Well, I’m back, without too many mishaps. Came across a couple of articles this morning: one from TCS Daily about the Japanese government’s efforts to promote patriotism as part of the education system, and one from the Japan Times concerning China and Korea’s own issues with history and patriotism. The Marmot’s Hole, an excellent blog on Korean affairs, provides some thoughtful commentary on the latter.
The issue of revising Japan’s Fundamental Law of Education to encourage patriotism in schools is a long-running controversy. It is unlikely that it will be passed during the Diet’s current session, due to continued wrangling between the parties. The last I heard, there was a disagreement between the two parties of the dominant coalition over whether the precise wording should be “love the nation” or “treasure the nation”. Apparently, one of them was too overly nationalistic. No, I’m not sure which one either.
So, does Japan have a problem with patriotism? I’m of the opinion that it does – there is still an awful lot of walking on eggshells when it comes to attitudes towards their country. As I’ve written before, there is a curious tension between ultra-nationalist undercurrents in Japanese society and the general attitude that Japan paid too big a price in the Second World War for a resurgence of the kind of blind chauvinism that was instilled by the authorities through that period.
Thoughout the 1930s and 40s, children were indoctrinated through the education system. The mere suggestion of returning patriotism to the curriculum is enough to make some people worried, as the TCS Daily piece reports:

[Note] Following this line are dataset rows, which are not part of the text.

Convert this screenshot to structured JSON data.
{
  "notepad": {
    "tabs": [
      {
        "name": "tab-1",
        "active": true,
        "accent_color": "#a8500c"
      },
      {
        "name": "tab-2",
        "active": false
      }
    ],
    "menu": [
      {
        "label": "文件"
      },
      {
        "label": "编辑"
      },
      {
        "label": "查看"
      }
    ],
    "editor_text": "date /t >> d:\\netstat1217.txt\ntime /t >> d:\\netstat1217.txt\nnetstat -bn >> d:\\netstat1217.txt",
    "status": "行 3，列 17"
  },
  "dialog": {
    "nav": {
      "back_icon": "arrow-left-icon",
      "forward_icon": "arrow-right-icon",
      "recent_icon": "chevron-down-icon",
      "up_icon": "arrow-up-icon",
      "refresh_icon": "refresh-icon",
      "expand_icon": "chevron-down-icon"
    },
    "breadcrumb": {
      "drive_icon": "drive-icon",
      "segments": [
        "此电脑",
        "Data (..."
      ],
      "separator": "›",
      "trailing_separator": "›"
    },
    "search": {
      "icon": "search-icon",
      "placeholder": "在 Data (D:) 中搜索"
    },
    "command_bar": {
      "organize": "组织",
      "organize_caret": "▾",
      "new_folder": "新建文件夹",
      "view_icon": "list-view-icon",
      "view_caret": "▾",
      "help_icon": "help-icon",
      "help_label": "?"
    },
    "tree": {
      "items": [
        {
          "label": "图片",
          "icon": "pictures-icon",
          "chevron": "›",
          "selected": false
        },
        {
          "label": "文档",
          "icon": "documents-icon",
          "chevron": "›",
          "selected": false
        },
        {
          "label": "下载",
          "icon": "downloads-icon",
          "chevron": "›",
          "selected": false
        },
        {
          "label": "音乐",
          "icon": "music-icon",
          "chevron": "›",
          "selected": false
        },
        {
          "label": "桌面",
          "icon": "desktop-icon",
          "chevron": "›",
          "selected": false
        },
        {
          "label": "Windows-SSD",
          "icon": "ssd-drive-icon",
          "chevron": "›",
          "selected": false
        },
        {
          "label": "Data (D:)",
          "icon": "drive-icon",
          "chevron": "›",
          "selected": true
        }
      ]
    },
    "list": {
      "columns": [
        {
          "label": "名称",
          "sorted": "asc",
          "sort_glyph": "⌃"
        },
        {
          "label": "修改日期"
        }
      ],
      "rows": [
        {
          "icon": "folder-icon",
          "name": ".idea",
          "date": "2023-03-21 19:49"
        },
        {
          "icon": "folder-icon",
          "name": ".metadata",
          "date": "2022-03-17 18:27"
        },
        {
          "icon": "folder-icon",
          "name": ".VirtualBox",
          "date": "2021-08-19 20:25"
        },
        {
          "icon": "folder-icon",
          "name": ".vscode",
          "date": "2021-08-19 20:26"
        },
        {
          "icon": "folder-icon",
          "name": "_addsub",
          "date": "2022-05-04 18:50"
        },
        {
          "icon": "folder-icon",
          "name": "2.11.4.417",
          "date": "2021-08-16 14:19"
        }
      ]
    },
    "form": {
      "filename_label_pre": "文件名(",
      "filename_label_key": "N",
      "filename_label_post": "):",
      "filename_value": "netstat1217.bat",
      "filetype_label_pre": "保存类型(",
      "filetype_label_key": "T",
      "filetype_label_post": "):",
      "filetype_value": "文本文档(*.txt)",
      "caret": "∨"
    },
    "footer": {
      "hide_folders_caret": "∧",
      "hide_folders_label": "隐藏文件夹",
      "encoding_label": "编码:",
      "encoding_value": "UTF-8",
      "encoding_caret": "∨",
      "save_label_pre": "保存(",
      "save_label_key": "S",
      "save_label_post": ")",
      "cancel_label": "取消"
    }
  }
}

In Saitama prefecture at least 45 local schools were producing report cards for 6th grade students on “love of country”, though officials stress that how to evaluate this is being left up to the schools.
However, despite widespread concerns about juvenile crime and a breakdown in classroom discipline, there are many Japanese who question both whether teaching patriotism is a good idea and whether it is even possible. They argue that it is easy to say you are patriotic just to get a few boxes ticked on a report card, but there is no way of knowing whether you really mean it. Some are also concerned that it will create too restrictive a definition of patriotism that will inhibit students from thinking for themselves.
This is an essential and long-time feature of the Japanese education system – its goal is more to do with “socialising” children and making them into ideal members of society than encouraging personal growth:
The children here are shuttled from school classes to cram class and then to club activities like basketball or kendo. They are exhausted. A friend of mind who teaches in a language school here said that many of the students at her branch look liked they are about to fall asleep in class. Indeed one child did.
Working the kids longer isn’t the right way forward, and getting them to be good citizens isn’t going to happen by changing school textbooks to gloss over the past. If the government wants young people to be proud citizens then it should provide opportunities for them to do what proud citizens do. Instead of encouraging token gestures and empty words, perhaps schools and parents should be easing some of the incredible pressure on their children to achieve academically and get them involved in their communities through voluntary work. Simply punishing people for not singing the national anthem is more likely to engender resentment and rebellion than pride.
Couldn’t agree more. This misguided notion that you can simply tell people to love their country from above is being pushed in Britain as well. The governments of both these countries seem unaware that patriotism – real patriotism – comes voluntarily, and from having things in your country to be proud of.